• DESCRIPTION OF THE TASK: When you return the data, keep every word exact and include none of the images.

BEGIN ENTRIES SHOWN

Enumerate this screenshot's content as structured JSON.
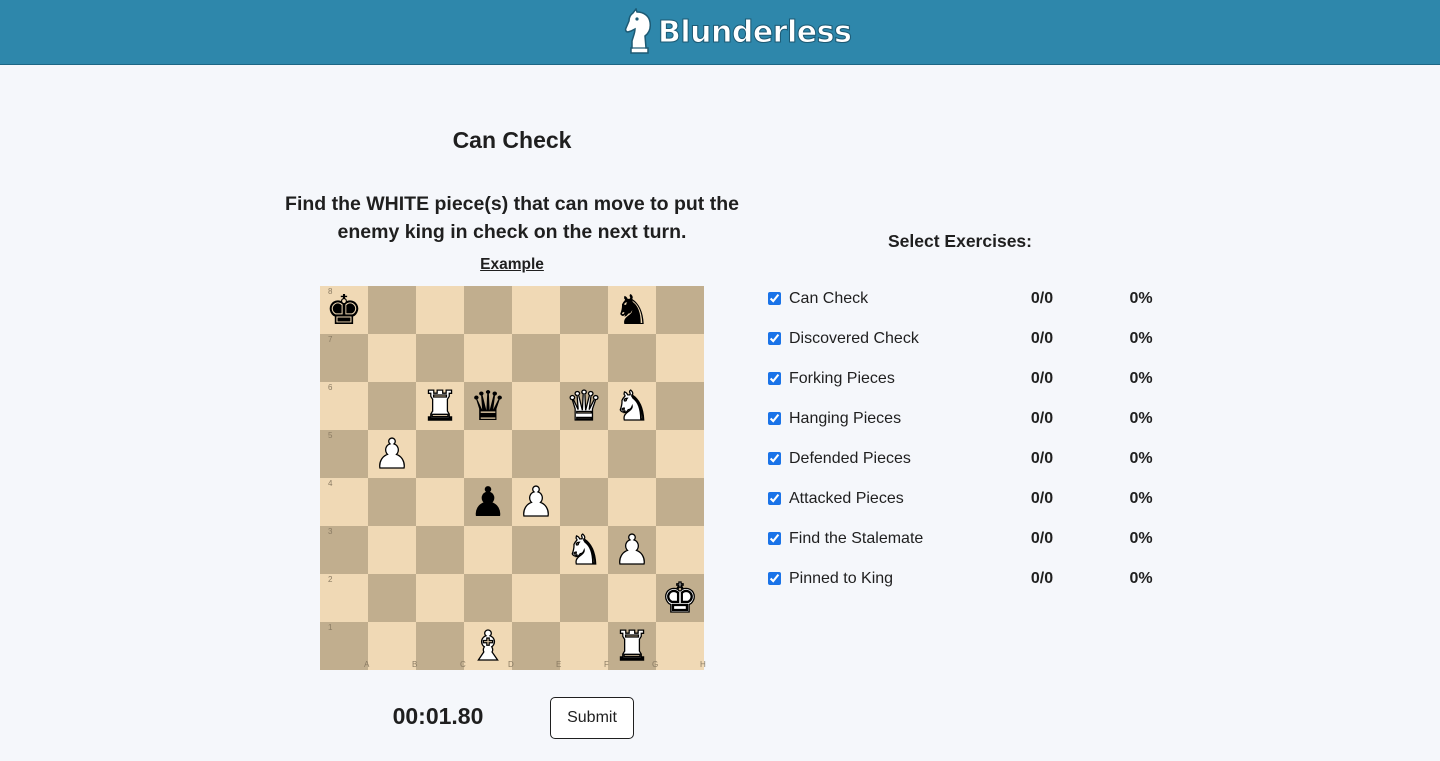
{
  "header": {
    "brand": "Blunderless",
    "logo_icon": "knight-logo-icon",
    "background": "#2e87ab"
  },
  "exercise": {
    "title": "Can Check",
    "description": "Find the WHITE piece(s) that can move to put the enemy king in check on the next turn.",
    "example_link": "Example"
  },
  "board": {
    "light_color": "#f0d9b5",
    "dark_color": "#c1ae8e",
    "rank_labels": [
      "8",
      "7",
      "6",
      "5",
      "4",
      "3",
      "2",
      "1"
    ],
    "file_labels": [
      "A",
      "B",
      "C",
      "D",
      "E",
      "F",
      "G",
      "H"
    ],
    "pieces": [
      {
        "square": "a8",
        "color": "black",
        "type": "king"
      },
      {
        "square": "g8",
        "color": "black",
        "type": "knight"
      },
      {
        "square": "c6",
        "color": "white",
        "type": "rook"
      },
      {
        "square": "d6",
        "color": "black",
        "type": "queen"
      },
      {
        "square": "f6",
        "color": "white",
        "type": "queen"
      },
      {
        "square": "g6",
        "color": "white",
        "type": "knight"
      },
      {
        "square": "b5",
        "color": "white",
        "type": "pawn"
      },
      {
        "square": "d4",
        "color": "black",
        "type": "pawn"
      },
      {
        "square": "e4",
        "color": "white",
        "type": "pawn"
      },
      {
        "square": "f3",
        "color": "white",
        "type": "knight"
      },
      {
        "square": "g3",
        "color": "white",
        "type": "pawn"
      },
      {
        "square": "h2",
        "color": "white",
        "type": "king"
      },
      {
        "square": "d1",
        "color": "white",
        "type": "bishop"
      },
      {
        "square": "g1",
        "color": "white",
        "type": "rook"
      }
    ]
  },
  "controls": {
    "timer": "00:01.80",
    "submit_label": "Submit"
  },
  "exercises_panel": {
    "title": "Select Exercises:",
    "items": [
      {
        "name": "Can Check",
        "score": "0/0",
        "percent": "0%",
        "checked": true
      },
      {
        "name": "Discovered Check",
        "score": "0/0",
        "percent": "0%",
        "checked": true
      },
      {
        "name": "Forking Pieces",
        "score": "0/0",
        "percent": "0%",
        "checked": true
      },
      {
        "name": "Hanging Pieces",
        "score": "0/0",
        "percent": "0%",
        "checked": true
      },
      {
        "name": "Defended Pieces",
        "score": "0/0",
        "percent": "0%",
        "checked": true
      },
      {
        "name": "Attacked Pieces",
        "score": "0/0",
        "percent": "0%",
        "checked": true
      },
      {
        "name": "Find the Stalemate",
        "score": "0/0",
        "percent": "0%",
        "checked": true
      },
      {
        "name": "Pinned to King",
        "score": "0/0",
        "percent": "0%",
        "checked": true
      }
    ]
  }
}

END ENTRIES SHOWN

• EXERCISE ANSWER:
Enumerate this screenshot's content as structured JSON.
{
  "header": {
    "brand": "Blunderless",
    "logo_icon": "knight-logo-icon",
    "background": "#2e87ab"
  },
  "exercise": {
    "title": "Can Check",
    "description": "Find the WHITE piece(s) that can move to put the enemy king in check on the next turn.",
    "example_link": "Example"
  },
  "board": {
    "light_color": "#f0d9b5",
    "dark_color": "#c1ae8e",
    "rank_labels": [
      "8",
      "7",
      "6",
      "5",
      "4",
      "3",
      "2",
      "1"
    ],
    "file_labels": [
      "A",
      "B",
      "C",
      "D",
      "E",
      "F",
      "G",
      "H"
    ],
    "pieces": [
      {
        "square": "a8",
        "color": "black",
        "type": "king"
      },
      {
        "square": "g8",
        "color": "black",
        "type": "knight"
      },
      {
        "square": "c6",
        "color": "white",
        "type": "rook"
      },
      {
        "square": "d6",
        "color": "black",
        "type": "queen"
      },
      {
        "square": "f6",
        "color": "white",
        "type": "queen"
      },
      {
        "square": "g6",
        "color": "white",
        "type": "knight"
      },
      {
        "square": "b5",
        "color": "white",
        "type": "pawn"
      },
      {
        "square": "d4",
        "color": "black",
        "type": "pawn"
      },
      {
        "square": "e4",
        "color": "white",
        "type": "pawn"
      },
      {
        "square": "f3",
        "color": "white",
        "type": "knight"
      },
      {
        "square": "g3",
        "color": "white",
        "type": "pawn"
      },
      {
        "square": "h2",
        "color": "white",
        "type": "king"
      },
      {
        "square": "d1",
        "color": "white",
        "type": "bishop"
      },
      {
        "square": "g1",
        "color": "white",
        "type": "rook"
      }
    ]
  },
  "controls": {
    "timer": "00:01.80",
    "submit_label": "Submit"
  },
  "exercises_panel": {
    "title": "Select Exercises:",
    "items": [
      {
        "name": "Can Check",
        "score": "0/0",
        "percent": "0%",
        "checked": true
      },
      {
        "name": "Discovered Check",
        "score": "0/0",
        "percent": "0%",
        "checked": true
      },
      {
        "name": "Forking Pieces",
        "score": "0/0",
        "percent": "0%",
        "checked": true
      },
      {
        "name": "Hanging Pieces",
        "score": "0/0",
        "percent": "0%",
        "checked": true
      },
      {
        "name": "Defended Pieces",
        "score": "0/0",
        "percent": "0%",
        "checked": true
      },
      {
        "name": "Attacked Pieces",
        "score": "0/0",
        "percent": "0%",
        "checked": true
      },
      {
        "name": "Find the Stalemate",
        "score": "0/0",
        "percent": "0%",
        "checked": true
      },
      {
        "name": "Pinned to King",
        "score": "0/0",
        "percent": "0%",
        "checked": true
      }
    ]
  }
}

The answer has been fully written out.